EXERCISE.
What you return must match the records word for word, except that images are dropped.

SOURCE MATERIAL.
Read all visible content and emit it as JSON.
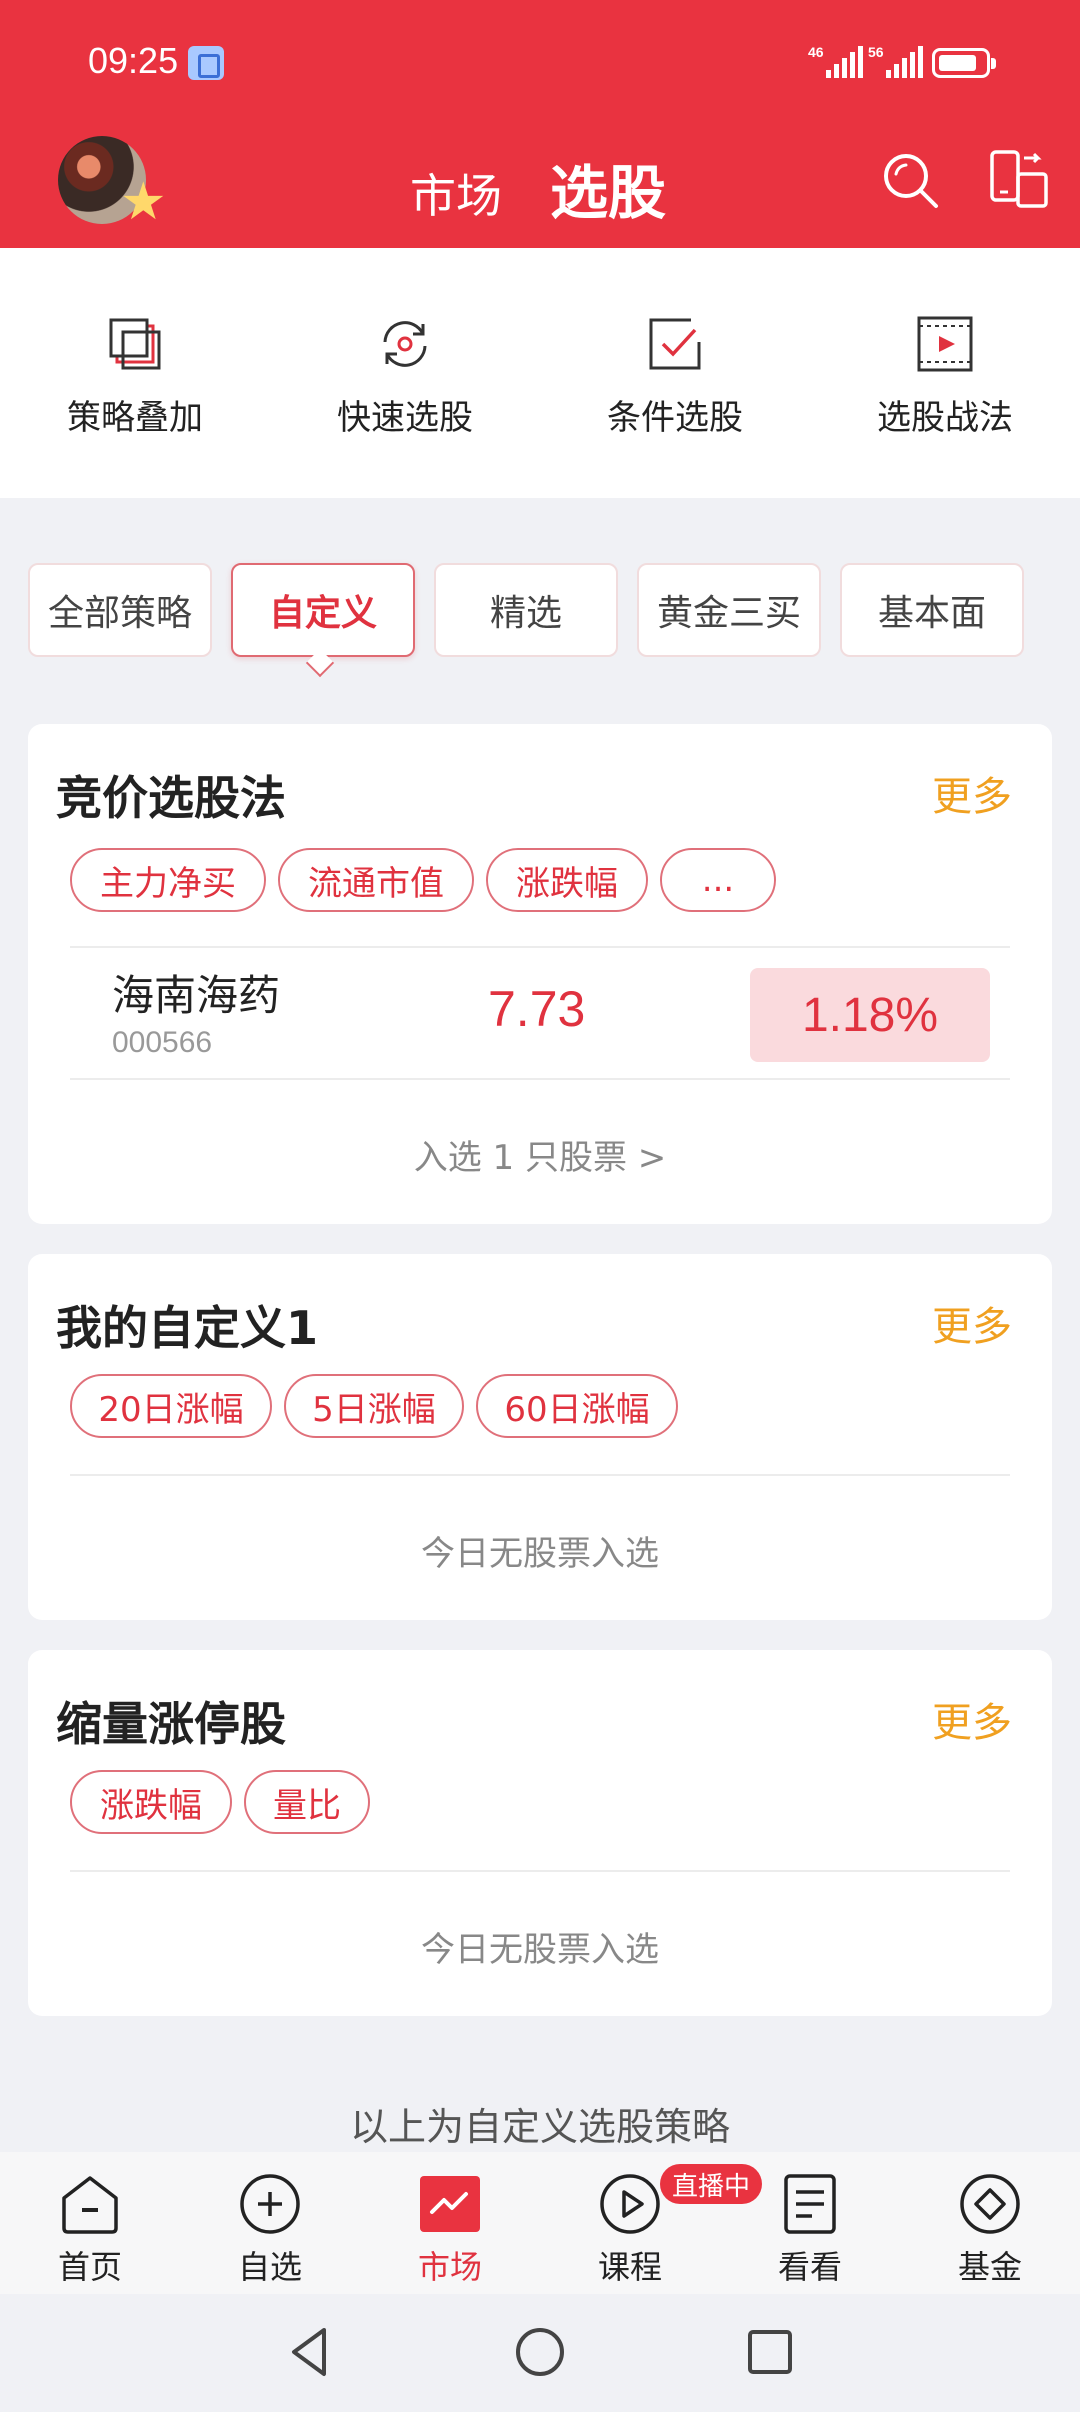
{
  "status_bar": {
    "time": "09:25",
    "network_1": "46",
    "network_2": "56",
    "battery_level": 0.8
  },
  "header": {
    "tab_market": "市场",
    "tab_stock_select": "选股",
    "icons": [
      "search-icon",
      "switch-device-icon"
    ]
  },
  "tools": [
    {
      "label": "策略叠加",
      "icon": "overlay-icon"
    },
    {
      "label": "快速选股",
      "icon": "refresh-icon"
    },
    {
      "label": "条件选股",
      "icon": "checkbox-icon"
    },
    {
      "label": "选股战法",
      "icon": "video-icon"
    }
  ],
  "strategy_tabs": [
    {
      "label": "全部策略"
    },
    {
      "label": "自定义",
      "active": true
    },
    {
      "label": "精选"
    },
    {
      "label": "黄金三买"
    },
    {
      "label": "基本面"
    }
  ],
  "cards": [
    {
      "title": "竞价选股法",
      "more": "更多",
      "chips": [
        "主力净买",
        "流通市值",
        "涨跌幅",
        "..."
      ],
      "stock": {
        "name": "海南海药",
        "code": "000566",
        "price": "7.73",
        "change": "1.18%"
      },
      "footer": "入选 1 只股票 >"
    },
    {
      "title": "我的自定义1",
      "more": "更多",
      "chips": [
        "20日涨幅",
        "5日涨幅",
        "60日涨幅"
      ],
      "footer": "今日无股票入选"
    },
    {
      "title": "缩量涨停股",
      "more": "更多",
      "chips": [
        "涨跌幅",
        "量比"
      ],
      "footer": "今日无股票入选"
    }
  ],
  "list_footer": "以上为自定义选股策略",
  "bottom_nav": [
    {
      "label": "首页",
      "icon": "home-icon"
    },
    {
      "label": "自选",
      "icon": "plus-circle-icon"
    },
    {
      "label": "市场",
      "icon": "market-chart-icon",
      "active": true
    },
    {
      "label": "课程",
      "icon": "play-circle-icon"
    },
    {
      "label": "看看",
      "icon": "document-icon"
    },
    {
      "label": "基金",
      "icon": "diamond-icon"
    }
  ],
  "live_badge": "直播中",
  "colors": {
    "brand_red": "#e93340",
    "more_orange": "#f0a020",
    "change_bg": "#fadadd"
  }
}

RESPONSE TO THE TASK.
Read all visible content and emit it as JSON.
{
  "status_bar": {
    "time": "09:25",
    "network_1": "46",
    "network_2": "56",
    "battery_level": 0.8
  },
  "header": {
    "tab_market": "市场",
    "tab_stock_select": "选股",
    "icons": [
      "search-icon",
      "switch-device-icon"
    ]
  },
  "tools": [
    {
      "label": "策略叠加",
      "icon": "overlay-icon"
    },
    {
      "label": "快速选股",
      "icon": "refresh-icon"
    },
    {
      "label": "条件选股",
      "icon": "checkbox-icon"
    },
    {
      "label": "选股战法",
      "icon": "video-icon"
    }
  ],
  "strategy_tabs": [
    {
      "label": "全部策略"
    },
    {
      "label": "自定义",
      "active": true
    },
    {
      "label": "精选"
    },
    {
      "label": "黄金三买"
    },
    {
      "label": "基本面"
    }
  ],
  "cards": [
    {
      "title": "竞价选股法",
      "more": "更多",
      "chips": [
        "主力净买",
        "流通市值",
        "涨跌幅",
        "..."
      ],
      "stock": {
        "name": "海南海药",
        "code": "000566",
        "price": "7.73",
        "change": "1.18%"
      },
      "footer": "入选 1 只股票 >"
    },
    {
      "title": "我的自定义1",
      "more": "更多",
      "chips": [
        "20日涨幅",
        "5日涨幅",
        "60日涨幅"
      ],
      "footer": "今日无股票入选"
    },
    {
      "title": "缩量涨停股",
      "more": "更多",
      "chips": [
        "涨跌幅",
        "量比"
      ],
      "footer": "今日无股票入选"
    }
  ],
  "list_footer": "以上为自定义选股策略",
  "bottom_nav": [
    {
      "label": "首页",
      "icon": "home-icon"
    },
    {
      "label": "自选",
      "icon": "plus-circle-icon"
    },
    {
      "label": "市场",
      "icon": "market-chart-icon",
      "active": true
    },
    {
      "label": "课程",
      "icon": "play-circle-icon"
    },
    {
      "label": "看看",
      "icon": "document-icon"
    },
    {
      "label": "基金",
      "icon": "diamond-icon"
    }
  ],
  "live_badge": "直播中",
  "colors": {
    "brand_red": "#e93340",
    "more_orange": "#f0a020",
    "change_bg": "#fadadd"
  }
}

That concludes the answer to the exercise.